Hooray! Our little bundle of lovin’ arrived Tuesday night!
I was getting nervous about possibly risking out of the birth center — 42 weeks is the deadline — so at my weekly appointment Tuesday morning, I had my membranes stripped. It’s not a highly pleasant procedure and it left me quite crampy, much to my midwife’s pleasure.
Sure enough, within an hour or so, cramps turned into irregular contractions which fairly quickly turned into regular contractions. From the time I left the appointment to the time he was born was 13.5 hours. Can’t complain about that
He joined us at 9:38 Tuesday night, weighing in at 9 pounds, 10 ounces, measuring 21.5 inches long. He has a ridiculous amount of head control and will already turn himself onto his side from his back. It has truly been fabulous having him here with us.
In the theme of this blog, I am hoping that the type of care I received and the type of birth I was able to have continue to become more widely used, accepted, sought after, respected.
As a woman of “advanced maternal age” (35 at conception, 36 at birth), I was treated by doctors as a problem waiting to happen. I didn’t get much information about things that were useful but I heard an awful lot about Down’s Syndrome. (Yes, having that information is good, but surely that’s not all I needed to know about being pregnant?) My appointments were short and many interventions were suggested/recommended. One OB wanted me to have an ultrasound every week starting at 34 weeks — based solely on my age. I was in good shape, my blood pressure was low, my glucose levels were fine, I had no symptoms of anything at all being wrong — why intervene?
I chose to use a birth center for a lot of reasons, and as time went on, I had more reasons why I was glad to be there. My appointments were relaxed — there was time to really discuss anything and eveything I had concerns or questions about, whether they were things happening in my body, things that I wasn’t sure if I should/shouldn’t do, fears I had about the birthing process (or how I would react once The Kid was actually here). I could ask about interventions that were available, why, and when they would be used. We talked in depth about what situations would be cause for transfer to a hospital, what that transfer would look like, and what the typical procedures at the hospital were so I would know some of what to expect if we had to go there. I never asked a question that was dismissed, and I never felt rushed.
The support that I had during the labor and birth was amazing.

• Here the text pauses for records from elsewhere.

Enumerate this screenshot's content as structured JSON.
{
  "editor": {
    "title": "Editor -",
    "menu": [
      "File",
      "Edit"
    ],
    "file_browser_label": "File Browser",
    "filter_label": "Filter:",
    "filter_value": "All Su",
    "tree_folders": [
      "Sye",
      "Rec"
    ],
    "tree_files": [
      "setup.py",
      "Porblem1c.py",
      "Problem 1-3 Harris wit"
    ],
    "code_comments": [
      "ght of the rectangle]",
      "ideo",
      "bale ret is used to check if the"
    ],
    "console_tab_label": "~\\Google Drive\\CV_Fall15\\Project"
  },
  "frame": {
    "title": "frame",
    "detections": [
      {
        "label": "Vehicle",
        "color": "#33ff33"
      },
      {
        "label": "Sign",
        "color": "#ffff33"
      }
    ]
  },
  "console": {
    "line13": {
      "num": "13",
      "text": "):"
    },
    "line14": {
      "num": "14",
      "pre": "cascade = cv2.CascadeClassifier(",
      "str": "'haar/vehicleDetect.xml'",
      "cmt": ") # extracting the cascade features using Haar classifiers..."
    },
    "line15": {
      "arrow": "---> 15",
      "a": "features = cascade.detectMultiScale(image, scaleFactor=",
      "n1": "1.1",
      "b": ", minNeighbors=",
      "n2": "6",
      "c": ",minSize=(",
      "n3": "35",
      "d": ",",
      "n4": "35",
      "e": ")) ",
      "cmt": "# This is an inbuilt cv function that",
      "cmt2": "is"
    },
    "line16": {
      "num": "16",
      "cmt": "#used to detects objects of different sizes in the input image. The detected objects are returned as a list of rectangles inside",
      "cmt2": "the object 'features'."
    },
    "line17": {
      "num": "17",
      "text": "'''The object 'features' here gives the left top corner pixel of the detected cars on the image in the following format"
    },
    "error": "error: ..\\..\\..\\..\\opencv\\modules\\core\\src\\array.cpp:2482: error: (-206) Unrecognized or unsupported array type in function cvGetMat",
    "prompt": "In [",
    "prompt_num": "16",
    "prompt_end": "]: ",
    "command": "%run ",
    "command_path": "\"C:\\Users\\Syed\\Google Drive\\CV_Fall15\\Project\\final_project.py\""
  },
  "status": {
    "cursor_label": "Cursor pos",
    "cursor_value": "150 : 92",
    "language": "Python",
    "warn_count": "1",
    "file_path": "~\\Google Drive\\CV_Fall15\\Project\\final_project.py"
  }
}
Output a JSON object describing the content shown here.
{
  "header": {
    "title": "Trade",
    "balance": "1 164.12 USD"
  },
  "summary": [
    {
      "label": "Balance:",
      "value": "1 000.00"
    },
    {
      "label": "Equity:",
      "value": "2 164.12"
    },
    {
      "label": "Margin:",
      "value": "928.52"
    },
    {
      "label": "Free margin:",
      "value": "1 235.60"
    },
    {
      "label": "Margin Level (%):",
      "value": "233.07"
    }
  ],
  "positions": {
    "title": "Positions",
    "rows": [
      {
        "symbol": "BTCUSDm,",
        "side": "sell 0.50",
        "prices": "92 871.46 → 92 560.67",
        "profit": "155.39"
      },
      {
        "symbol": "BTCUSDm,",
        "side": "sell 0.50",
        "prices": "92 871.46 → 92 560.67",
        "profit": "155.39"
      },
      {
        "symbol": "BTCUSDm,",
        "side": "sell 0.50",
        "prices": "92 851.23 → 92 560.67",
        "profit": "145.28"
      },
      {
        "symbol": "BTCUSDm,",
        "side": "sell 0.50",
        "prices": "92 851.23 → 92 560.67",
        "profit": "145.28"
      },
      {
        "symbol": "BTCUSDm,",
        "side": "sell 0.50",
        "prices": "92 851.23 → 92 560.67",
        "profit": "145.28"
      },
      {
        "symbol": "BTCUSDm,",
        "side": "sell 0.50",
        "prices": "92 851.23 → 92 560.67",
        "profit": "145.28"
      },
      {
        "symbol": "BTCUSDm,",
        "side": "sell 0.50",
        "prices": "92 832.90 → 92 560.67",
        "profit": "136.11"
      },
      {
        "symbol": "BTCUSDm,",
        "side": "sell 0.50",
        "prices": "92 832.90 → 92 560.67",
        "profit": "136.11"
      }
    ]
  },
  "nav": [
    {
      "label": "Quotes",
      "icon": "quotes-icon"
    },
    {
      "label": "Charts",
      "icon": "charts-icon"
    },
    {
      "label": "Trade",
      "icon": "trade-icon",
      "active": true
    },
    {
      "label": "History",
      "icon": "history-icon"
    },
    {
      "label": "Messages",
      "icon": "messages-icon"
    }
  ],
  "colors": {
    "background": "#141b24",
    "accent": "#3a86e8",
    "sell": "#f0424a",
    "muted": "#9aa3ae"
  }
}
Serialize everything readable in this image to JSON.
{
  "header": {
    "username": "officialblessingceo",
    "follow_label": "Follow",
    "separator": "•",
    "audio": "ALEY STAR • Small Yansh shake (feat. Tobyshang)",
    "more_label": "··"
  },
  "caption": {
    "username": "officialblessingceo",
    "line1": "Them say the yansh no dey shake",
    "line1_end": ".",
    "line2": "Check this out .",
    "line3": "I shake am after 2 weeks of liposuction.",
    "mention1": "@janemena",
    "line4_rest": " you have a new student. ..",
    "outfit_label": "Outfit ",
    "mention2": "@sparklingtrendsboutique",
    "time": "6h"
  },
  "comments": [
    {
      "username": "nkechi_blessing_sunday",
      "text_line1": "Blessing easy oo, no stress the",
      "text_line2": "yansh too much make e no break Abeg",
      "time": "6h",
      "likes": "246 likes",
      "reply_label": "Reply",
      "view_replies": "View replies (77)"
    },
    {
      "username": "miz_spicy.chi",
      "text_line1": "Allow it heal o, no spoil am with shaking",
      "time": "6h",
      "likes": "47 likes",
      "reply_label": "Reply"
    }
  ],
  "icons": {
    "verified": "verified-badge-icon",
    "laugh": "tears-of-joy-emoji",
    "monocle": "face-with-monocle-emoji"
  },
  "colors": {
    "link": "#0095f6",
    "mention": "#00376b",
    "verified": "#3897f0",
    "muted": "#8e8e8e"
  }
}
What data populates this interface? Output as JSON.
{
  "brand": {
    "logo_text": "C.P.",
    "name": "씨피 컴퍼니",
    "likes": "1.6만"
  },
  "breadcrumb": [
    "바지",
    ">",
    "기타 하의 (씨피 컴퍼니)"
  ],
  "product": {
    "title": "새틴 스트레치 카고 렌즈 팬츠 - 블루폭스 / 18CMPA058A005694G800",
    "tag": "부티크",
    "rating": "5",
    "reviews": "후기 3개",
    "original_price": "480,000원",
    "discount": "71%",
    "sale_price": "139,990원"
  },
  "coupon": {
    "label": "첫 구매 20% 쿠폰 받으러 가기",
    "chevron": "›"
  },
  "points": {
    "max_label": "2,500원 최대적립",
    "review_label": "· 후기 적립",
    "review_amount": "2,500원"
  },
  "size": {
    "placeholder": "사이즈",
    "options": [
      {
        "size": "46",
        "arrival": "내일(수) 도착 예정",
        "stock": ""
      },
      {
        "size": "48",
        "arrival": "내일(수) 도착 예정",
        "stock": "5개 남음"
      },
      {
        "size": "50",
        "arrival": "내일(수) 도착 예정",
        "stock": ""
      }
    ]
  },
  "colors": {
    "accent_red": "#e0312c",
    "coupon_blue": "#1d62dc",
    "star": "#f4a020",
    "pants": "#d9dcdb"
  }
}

The resources I had available were great, and I used just about everything they had, I think (shower, tub, birth ball, birth stool, squat bar, bed). I would be the world’s biggest fibber if I were to say that it didn’t hurt like mad (though I didn’t experience the “ring of fire” and the actual birth wasn’t terribly uncomfortable), but it is an amazing process and I am glad I was in a place and with people where I could do it and have what I needed to do it. (If you want more details about the labor and birth, I’m happy to share, but that’s as much detail as I’ll go into publicly here…)
If you’re interested in where I was and what they’re all about, I patronized The Babymoon Inn and am more than happy to give them a little shout-out here, now that it’s all said and done. Highly highly highly recommend.